» **Listed records**:
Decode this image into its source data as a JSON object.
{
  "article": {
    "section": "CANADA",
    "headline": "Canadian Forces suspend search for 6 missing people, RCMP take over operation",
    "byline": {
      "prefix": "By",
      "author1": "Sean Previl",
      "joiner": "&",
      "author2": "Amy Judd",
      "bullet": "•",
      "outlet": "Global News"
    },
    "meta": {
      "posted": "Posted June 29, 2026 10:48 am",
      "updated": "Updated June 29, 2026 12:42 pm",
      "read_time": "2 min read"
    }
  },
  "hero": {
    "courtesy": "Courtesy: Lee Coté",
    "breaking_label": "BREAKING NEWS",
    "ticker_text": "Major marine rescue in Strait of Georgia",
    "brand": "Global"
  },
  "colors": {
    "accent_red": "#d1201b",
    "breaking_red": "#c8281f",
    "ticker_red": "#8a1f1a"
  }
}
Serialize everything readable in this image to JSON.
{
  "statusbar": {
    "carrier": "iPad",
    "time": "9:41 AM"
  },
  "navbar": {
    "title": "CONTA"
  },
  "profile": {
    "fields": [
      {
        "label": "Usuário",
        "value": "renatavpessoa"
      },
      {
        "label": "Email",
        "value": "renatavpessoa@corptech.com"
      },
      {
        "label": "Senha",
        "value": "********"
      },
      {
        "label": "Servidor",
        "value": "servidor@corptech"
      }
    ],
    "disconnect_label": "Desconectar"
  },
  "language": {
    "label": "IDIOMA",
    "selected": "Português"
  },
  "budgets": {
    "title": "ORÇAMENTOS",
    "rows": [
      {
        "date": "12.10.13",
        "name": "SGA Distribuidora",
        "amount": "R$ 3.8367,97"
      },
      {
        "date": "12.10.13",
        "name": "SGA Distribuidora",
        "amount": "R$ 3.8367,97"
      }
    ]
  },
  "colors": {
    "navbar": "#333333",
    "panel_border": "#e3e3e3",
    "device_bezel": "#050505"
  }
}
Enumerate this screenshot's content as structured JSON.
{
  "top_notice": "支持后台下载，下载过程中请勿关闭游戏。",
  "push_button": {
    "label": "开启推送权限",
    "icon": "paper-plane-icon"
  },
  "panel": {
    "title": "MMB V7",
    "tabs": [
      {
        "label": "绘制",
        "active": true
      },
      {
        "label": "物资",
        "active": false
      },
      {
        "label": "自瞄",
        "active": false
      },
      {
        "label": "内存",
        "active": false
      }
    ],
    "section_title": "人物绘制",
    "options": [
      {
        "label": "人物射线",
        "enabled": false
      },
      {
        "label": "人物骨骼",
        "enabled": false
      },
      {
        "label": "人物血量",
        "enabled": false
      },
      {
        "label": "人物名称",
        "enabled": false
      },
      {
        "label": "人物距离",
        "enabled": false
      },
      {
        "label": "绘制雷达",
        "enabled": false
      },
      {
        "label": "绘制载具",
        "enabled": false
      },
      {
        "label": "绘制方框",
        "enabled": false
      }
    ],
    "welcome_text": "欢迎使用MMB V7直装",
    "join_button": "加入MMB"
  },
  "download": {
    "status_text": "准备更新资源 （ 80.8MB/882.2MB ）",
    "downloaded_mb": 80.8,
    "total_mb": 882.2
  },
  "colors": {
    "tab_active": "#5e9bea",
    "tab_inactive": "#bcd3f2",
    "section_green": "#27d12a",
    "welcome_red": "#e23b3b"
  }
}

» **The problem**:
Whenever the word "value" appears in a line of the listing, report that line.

» **Answer box**:
        "value": "renatavpessoa"
        "value": "renatavpessoa@corptech.com"
        "value": "********"
        "value": "servidor@corptech"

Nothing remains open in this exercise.